Speaking more generally, the culture of immediacy through social media can rob people of an appreciation of their own environment, and hence the first steps to historical engagement and understanding of those environments may never get made. The consumer-citizen is encouraged by government, IT marketers and popular culture to be so focused on the individual that the abstract, detached discipline of history, involving an interest in things other than the self, seems alien to the way that many people engage with the world.
So far I have presented a somewhat dismal picture of an ahistorical community, but of course this is not the whole picture. There are signs of hope. Terry Deary’s ‘Horrible Histories’ book series (now a British TV show) is showing a new generation of kids that history is not just about facts, it is about people too. This show may indirectly lead to the next generation of historians. A number of heritage houses have actually become tourist attractions for young and old alike, most notably Vaucluse House and Elizabeth Bay House in Sydney. Families are accessing the immigration and war records from cultural institutions like the National Archives of Australia in increasing numbers. Slowly but surely, history is whispering in people’s hearts and beckoning them to enter its doors. The question is, how do we tap into the yearning for history that clearly exists?
There appear to be three main themes that can encourage greater interest in history:
People: Clearly, stories of famous and not-so-famous people caught up in world events are a key drawcard. But even in the area of business history, the stories of workers can bring a human element that can help understand the wider economic and social concerns of a nation or region. The newsletters and magazines of companies can also be an untapped source for the family historian.

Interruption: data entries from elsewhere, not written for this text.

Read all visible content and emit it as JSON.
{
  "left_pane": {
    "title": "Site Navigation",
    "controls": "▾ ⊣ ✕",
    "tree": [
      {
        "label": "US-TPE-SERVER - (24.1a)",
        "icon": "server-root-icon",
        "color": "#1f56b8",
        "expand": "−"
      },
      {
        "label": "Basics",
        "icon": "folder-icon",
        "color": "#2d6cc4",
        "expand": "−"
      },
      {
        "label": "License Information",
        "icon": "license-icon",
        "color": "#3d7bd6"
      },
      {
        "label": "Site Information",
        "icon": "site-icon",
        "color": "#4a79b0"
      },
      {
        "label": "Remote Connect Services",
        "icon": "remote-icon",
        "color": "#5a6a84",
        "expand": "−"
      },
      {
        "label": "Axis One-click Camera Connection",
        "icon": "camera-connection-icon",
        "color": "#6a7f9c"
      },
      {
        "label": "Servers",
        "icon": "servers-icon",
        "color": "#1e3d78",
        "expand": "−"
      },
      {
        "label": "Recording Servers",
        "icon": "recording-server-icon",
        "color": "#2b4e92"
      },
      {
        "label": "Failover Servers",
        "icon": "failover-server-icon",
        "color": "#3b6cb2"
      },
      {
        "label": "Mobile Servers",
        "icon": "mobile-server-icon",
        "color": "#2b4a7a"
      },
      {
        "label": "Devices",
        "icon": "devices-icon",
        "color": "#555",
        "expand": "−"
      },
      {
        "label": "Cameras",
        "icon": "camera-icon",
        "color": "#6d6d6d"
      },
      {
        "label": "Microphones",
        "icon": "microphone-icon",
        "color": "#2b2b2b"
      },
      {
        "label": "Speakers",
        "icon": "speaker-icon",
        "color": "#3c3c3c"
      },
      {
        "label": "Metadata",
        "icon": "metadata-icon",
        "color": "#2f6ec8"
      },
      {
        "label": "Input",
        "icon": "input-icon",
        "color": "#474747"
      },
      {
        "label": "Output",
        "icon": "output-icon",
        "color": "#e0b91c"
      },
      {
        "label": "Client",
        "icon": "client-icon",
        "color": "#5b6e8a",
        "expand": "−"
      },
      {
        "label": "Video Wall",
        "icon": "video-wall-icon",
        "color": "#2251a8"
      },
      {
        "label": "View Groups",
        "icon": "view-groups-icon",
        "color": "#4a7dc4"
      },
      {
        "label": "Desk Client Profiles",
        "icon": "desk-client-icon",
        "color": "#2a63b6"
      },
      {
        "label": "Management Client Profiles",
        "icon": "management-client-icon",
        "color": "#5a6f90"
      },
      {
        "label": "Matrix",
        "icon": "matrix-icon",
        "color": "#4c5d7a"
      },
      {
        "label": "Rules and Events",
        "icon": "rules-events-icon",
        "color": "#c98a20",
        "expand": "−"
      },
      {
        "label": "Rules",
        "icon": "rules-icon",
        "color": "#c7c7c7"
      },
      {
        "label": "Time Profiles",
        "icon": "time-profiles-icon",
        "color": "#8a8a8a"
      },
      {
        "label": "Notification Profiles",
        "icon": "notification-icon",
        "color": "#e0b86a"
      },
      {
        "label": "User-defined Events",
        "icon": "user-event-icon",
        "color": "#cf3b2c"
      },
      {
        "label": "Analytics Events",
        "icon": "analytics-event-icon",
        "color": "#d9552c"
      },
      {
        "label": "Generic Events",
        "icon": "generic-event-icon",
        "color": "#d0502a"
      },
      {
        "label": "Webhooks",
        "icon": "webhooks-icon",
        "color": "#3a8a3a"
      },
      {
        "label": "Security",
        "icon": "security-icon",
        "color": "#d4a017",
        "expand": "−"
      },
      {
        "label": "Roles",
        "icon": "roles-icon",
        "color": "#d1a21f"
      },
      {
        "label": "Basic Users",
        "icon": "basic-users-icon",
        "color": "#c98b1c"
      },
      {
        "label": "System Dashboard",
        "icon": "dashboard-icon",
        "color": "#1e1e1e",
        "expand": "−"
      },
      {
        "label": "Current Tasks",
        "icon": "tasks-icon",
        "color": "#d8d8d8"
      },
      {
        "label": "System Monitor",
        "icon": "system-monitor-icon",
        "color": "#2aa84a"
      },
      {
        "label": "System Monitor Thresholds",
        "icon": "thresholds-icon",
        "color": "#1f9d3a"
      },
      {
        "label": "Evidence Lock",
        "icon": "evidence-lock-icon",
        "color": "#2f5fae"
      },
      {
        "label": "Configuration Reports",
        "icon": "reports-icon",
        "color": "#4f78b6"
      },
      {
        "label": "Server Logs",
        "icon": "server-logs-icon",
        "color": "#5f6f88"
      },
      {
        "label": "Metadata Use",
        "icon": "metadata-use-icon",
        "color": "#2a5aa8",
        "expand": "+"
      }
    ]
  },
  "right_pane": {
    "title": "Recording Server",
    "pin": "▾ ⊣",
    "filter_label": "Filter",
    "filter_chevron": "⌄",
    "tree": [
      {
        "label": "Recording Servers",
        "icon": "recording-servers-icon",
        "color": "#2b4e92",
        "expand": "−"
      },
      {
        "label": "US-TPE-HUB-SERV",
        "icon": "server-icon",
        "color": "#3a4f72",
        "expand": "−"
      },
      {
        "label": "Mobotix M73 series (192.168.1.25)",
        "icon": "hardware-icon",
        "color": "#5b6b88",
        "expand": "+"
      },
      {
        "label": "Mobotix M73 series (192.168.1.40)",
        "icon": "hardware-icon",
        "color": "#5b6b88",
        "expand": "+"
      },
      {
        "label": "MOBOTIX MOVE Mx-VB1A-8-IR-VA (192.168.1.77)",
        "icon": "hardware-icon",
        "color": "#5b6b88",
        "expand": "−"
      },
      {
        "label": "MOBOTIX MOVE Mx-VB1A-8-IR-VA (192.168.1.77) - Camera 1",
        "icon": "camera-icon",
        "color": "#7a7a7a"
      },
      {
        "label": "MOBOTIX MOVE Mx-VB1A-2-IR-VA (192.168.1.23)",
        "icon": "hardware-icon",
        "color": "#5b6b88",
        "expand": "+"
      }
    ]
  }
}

Places: In my own home town newspaper, historical stories of suburbs, beaches and streets are a regular feature. Such stories remind us that every town has a history worth preserving, celebrating and being part of. I wish that universities, which generally have community outreach as a stated goal, would do more to support the regional historian.
Parades: Nostalgia has its place. Suddenly, young women are beginning to discover the fashions of the 1950s, from household goods to elaborate skirts. Even in rather hot towns in North Queensland, Medieval re-enactment societies periodically rise and fall in numbers. Special events by heritage houses which tap into this nostalgia but subtly offer a more ‘challenging’ reading of history may be another way in to history by the next generation.
As historically-minded citizens, our role is to keep presenting an alternative worldview, keep preserving buildings and artefacts and memories to help future generations breathe in the past, and keep encouraging a love of history wherever we go. We must also be prepared to be unpopular, as the lessons of history are not always comfortable to learn. In all the work we do, we must attempt to preach beyond the converted, and help each generation understand that history is precious because it helps us to better understand ourselves and the world around us and to plan more effectively for future generations.